It’s a little early to say for sure how this series will play out but it shows great potential and it’s a chance to jump on early. It’s obviously good enough that Delcourt is willing to make it one of their first translated books, and it should be very interesting to see how a seemingly innocent but actually very evil and intelligent lead character handles a zombie apocalypse.
Describing a book that’s as mind bending an experience as Promethee is not easy. It mixes mythology, theology, science and science fiction in an absolutely amazing way. You actually feel smarter after reading an issue of Promethee. Impressive indeed.
Quite honestly some of the Delcourt titles I’ve tried I’ve had some difficulty reading, and I couldn’t say if that was due to my own mindset at the time of trying them or perhaps issues with the translation to English failing to connect. This isn’t a problem with Promethee though, and that’s especially notable considering how dialogue heavy a book this is.
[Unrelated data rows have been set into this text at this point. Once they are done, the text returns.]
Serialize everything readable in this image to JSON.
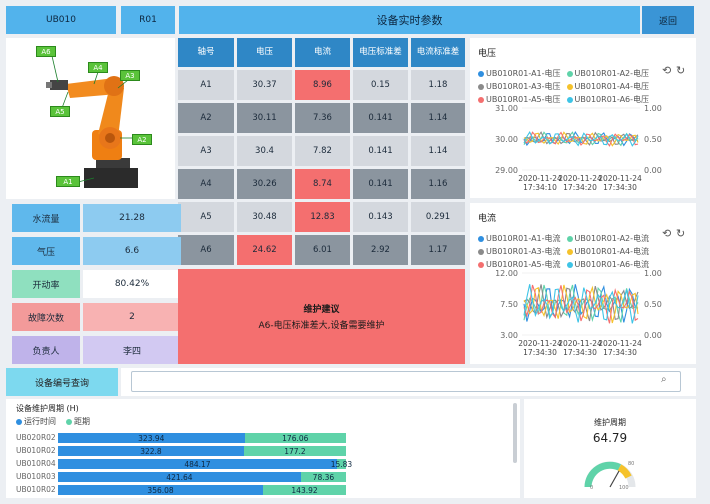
{
  "header": {
    "device_code": "UB010",
    "robot_code": "R01",
    "title": "设备实时参数",
    "back_label": "返回"
  },
  "robot_labels": [
    "A6",
    "A4",
    "A3",
    "A5",
    "A2",
    "A1"
  ],
  "table": {
    "columns": [
      "轴号",
      "电压",
      "电流",
      "电压标准差",
      "电流标准差"
    ],
    "rows": [
      {
        "axis": "A1",
        "voltage": "30.37",
        "current": "8.96",
        "voltage_std": "0.15",
        "current_std": "1.18",
        "highlight": [
          "current"
        ]
      },
      {
        "axis": "A2",
        "voltage": "30.11",
        "current": "7.36",
        "voltage_std": "0.141",
        "current_std": "1.14",
        "highlight": []
      },
      {
        "axis": "A3",
        "voltage": "30.4",
        "current": "7.82",
        "voltage_std": "0.141",
        "current_std": "1.14",
        "highlight": []
      },
      {
        "axis": "A4",
        "voltage": "30.26",
        "current": "8.74",
        "voltage_std": "0.141",
        "current_std": "1.16",
        "highlight": [
          "current"
        ]
      },
      {
        "axis": "A5",
        "voltage": "30.48",
        "current": "12.83",
        "voltage_std": "0.143",
        "current_std": "0.291",
        "highlight": [
          "current"
        ]
      },
      {
        "axis": "A6",
        "voltage": "24.62",
        "current": "6.01",
        "voltage_std": "2.92",
        "current_std": "1.17",
        "highlight": [
          "voltage"
        ]
      }
    ]
  },
  "info": [
    {
      "label": "水流量",
      "value": "21.28"
    },
    {
      "label": "气压",
      "value": "6.6"
    },
    {
      "label": "开动率",
      "value": "80.42%"
    },
    {
      "label": "故障次数",
      "value": "2"
    },
    {
      "label": "负责人",
      "value": "李四"
    }
  ],
  "maintenance": {
    "title": "维护建议",
    "message": "A6-电压标准差大,设备需要维护"
  },
  "search": {
    "label": "设备编号查询",
    "placeholder": ""
  },
  "colors": {
    "header": "#52b3ec",
    "alert": "#f46f6f",
    "run": "#2f8fe0",
    "remain": "#5fd3a9"
  },
  "chart_data": [
    {
      "type": "line",
      "title": "电压",
      "series": [
        {
          "name": "UB010R01-A1-电压",
          "color": "#2f8fe0"
        },
        {
          "name": "UB010R01-A2-电压",
          "color": "#5fd3a9"
        },
        {
          "name": "UB010R01-A3-电压",
          "color": "#8a8a8a"
        },
        {
          "name": "UB010R01-A4-电压",
          "color": "#f5c22b"
        },
        {
          "name": "UB010R01-A5-电压",
          "color": "#f46f6f"
        },
        {
          "name": "UB010R01-A6-电压",
          "color": "#3ec4e6"
        }
      ],
      "y_left_ticks": [
        "29.00",
        "30.00",
        "31.00"
      ],
      "y_right_ticks": [
        "0.00",
        "0.50",
        "1.00"
      ],
      "x_ticks": [
        "2020-11-24 17:34:10",
        "2020-11-24 17:34:20",
        "2020-11-24 17:34:30"
      ],
      "ylim": [
        29,
        31
      ]
    },
    {
      "type": "line",
      "title": "电流",
      "series": [
        {
          "name": "UB010R01-A1-电流",
          "color": "#2f8fe0"
        },
        {
          "name": "UB010R01-A2-电流",
          "color": "#5fd3a9"
        },
        {
          "name": "UB010R01-A3-电流",
          "color": "#8a8a8a"
        },
        {
          "name": "UB010R01-A4-电流",
          "color": "#f5c22b"
        },
        {
          "name": "UB010R01-A5-电流",
          "color": "#f46f6f"
        },
        {
          "name": "UB010R01-A6-电流",
          "color": "#3ec4e6"
        }
      ],
      "y_left_ticks": [
        "3.00",
        "7.50",
        "12.00"
      ],
      "y_right_ticks": [
        "0.00",
        "0.50",
        "1.00"
      ],
      "x_ticks": [
        "2020-11-24 17:34:30",
        "2020-11-24 17:34:30",
        "2020-11-24 17:34:30"
      ],
      "ylim": [
        3,
        12
      ]
    },
    {
      "type": "bar",
      "title": "设备维护周期 (H)",
      "legend": [
        "运行时间",
        "距期"
      ],
      "categories": [
        "UB020R02",
        "UB010R02",
        "UB010R04",
        "UB010R03",
        "UB010R02"
      ],
      "series": [
        {
          "name": "运行时间",
          "values": [
            323.94,
            322.8,
            484.17,
            421.64,
            356.08
          ]
        },
        {
          "name": "距期",
          "values": [
            176.06,
            177.2,
            15.83,
            78.36,
            143.92
          ]
        }
      ]
    }
  ],
  "gauge": {
    "title": "维护周期",
    "value": "64.79",
    "min": "0",
    "max": "100",
    "mark": "80"
  }
}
Please don’t be put off by that last line about it being dialogue heavy. Unlike some books where the dialogue just seems unnecessary here it’s fascinating stuff, so well researched and vital to the book as well as extremely interesting.
Honestly if I was to go on about this book I’d just be gushing. It has so many characters, so many subplots, and yet you don’t get lost in it. The story itself involves an a seemingly impossible event occurring for 13 straight days at 13:13 O’Clock. An example is every plane in the air crashing at exactly that time, causing a loss of life in the millions. But because this event is treated with such gravity and realism it doesn’t feel like a plot point to be shrugged off as part of a fictional story the way it would in so many other comics. It’s the opposite effect that occurs. I was left thinking if this happened this is how the media and people would react. And somehow then this Sci-Fi story started to feel plausible, and the thought became frightening.
I recommend this book on the highest level to those looking for something with more depth than just the next beat em up super hero fair. Promethee plays out like a Science Fiction epic that should be brought to a major TV Network like HBO or Showtime with the highest of production values, because that’s what it would deserve.